Shafir: For the last eight years or so, we've been focusing on decision-making in the context of poverty. What is it that drives decisions for people in poverty? We came at it saying poor people are just idiosyncratic and confused, much like the rest of us. But then we found circumstances that really were sort of unique and much more extreme. We started wondering: why is it that people we assume are just like everybody else are exhibiting different behaviors? This question led us to this notion of scarcity and the psychology that comes with not having enough which, when exhibited, leads to very bad outcomes. So, we began with a concern for poverty and soon found it could extend much further, and the book represents that.
Q: What are the main takeaways you want your readers to know?
Shafir: Cognitive bandwidth matters. Small distractions have bigger impacts than we realize on how much mind we have left for other things. Scarcity constitutes a persistent distraction. And scarcity really manifests itself in different forms. For example, the busy, in many ways, exhibit a psychology similar to the poor in money, the dieters, and the lonely. This, we hope, may help create an empathy bridge between the busy and the poor; they're both similar. We're all behaving the same way, just in different domains. And, in many cases, when you’re poor the cost is more severe.

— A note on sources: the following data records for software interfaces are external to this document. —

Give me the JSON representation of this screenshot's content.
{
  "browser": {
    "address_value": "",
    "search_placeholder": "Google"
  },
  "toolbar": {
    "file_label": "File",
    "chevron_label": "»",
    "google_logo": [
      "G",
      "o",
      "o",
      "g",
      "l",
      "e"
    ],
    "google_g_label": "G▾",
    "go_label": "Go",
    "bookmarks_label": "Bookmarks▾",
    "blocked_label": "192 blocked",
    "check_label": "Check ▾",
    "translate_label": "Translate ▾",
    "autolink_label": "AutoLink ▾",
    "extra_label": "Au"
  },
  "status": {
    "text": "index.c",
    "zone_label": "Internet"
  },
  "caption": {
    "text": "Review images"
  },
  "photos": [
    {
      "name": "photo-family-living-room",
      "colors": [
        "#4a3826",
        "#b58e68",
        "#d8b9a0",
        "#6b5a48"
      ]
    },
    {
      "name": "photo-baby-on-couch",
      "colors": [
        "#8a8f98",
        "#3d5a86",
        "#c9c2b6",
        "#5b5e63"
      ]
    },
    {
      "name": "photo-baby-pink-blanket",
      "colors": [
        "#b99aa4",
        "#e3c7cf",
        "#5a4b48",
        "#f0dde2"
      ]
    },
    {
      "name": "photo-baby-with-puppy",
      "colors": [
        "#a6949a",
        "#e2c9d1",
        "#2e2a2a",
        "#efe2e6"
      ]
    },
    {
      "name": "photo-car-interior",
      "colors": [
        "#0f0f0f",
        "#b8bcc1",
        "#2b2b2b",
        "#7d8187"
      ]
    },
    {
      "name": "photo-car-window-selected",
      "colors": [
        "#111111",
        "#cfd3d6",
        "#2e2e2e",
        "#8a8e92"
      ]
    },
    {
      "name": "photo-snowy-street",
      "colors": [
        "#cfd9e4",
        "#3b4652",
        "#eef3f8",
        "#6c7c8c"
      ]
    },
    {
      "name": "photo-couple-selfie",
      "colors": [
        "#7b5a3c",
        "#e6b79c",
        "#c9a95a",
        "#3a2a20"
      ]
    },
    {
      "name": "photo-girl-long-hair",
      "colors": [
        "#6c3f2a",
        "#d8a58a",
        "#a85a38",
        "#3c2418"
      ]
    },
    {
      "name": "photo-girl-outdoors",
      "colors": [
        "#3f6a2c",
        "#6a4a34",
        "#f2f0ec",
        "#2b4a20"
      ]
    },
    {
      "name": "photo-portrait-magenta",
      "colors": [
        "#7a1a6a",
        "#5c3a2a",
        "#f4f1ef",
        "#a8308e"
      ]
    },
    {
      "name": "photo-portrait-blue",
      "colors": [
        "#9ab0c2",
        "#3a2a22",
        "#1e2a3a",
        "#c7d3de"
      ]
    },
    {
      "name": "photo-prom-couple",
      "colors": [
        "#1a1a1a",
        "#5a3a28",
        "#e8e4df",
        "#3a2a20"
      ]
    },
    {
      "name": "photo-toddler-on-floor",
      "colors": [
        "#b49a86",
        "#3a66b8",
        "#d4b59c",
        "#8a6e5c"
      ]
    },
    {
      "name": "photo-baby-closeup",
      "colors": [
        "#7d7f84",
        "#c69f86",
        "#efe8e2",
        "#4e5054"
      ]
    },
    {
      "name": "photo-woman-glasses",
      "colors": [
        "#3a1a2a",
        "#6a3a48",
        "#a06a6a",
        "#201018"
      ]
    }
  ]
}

Q: What are the policy implications going forward?
Shafir: If taken seriously, understanding the role of bandwidth and the impact it has on people could help us design better policies and interventions. For example, let's say you designed a benefits program for the poor like food stamps. It would never occur to you to charge those people $200 to join; money is exactly what they don't have. That's an obstacle. But when you impose other obstacles – like recertification requirements, filling out forms or demanding that people remember and show up exactly on time – you're imposing a bandwidth tax on people who suffer from insufficient cognitive bandwidth. So we need to think more about how we impose on those individuals' cognitive bandwidths and how we can help them succeed in a highly challenging environment, rather than creating (often unintentionally) obstacles that only increase the chance they fail.
Other reviews include:
Boston Globe (Oct. 9)
Boston Globe (Nov. 10)
"Scarcity: Why Having Too Little Means So Much" by Eldar Shafir and Sendhil Mullainathan (Times Books, September 2013)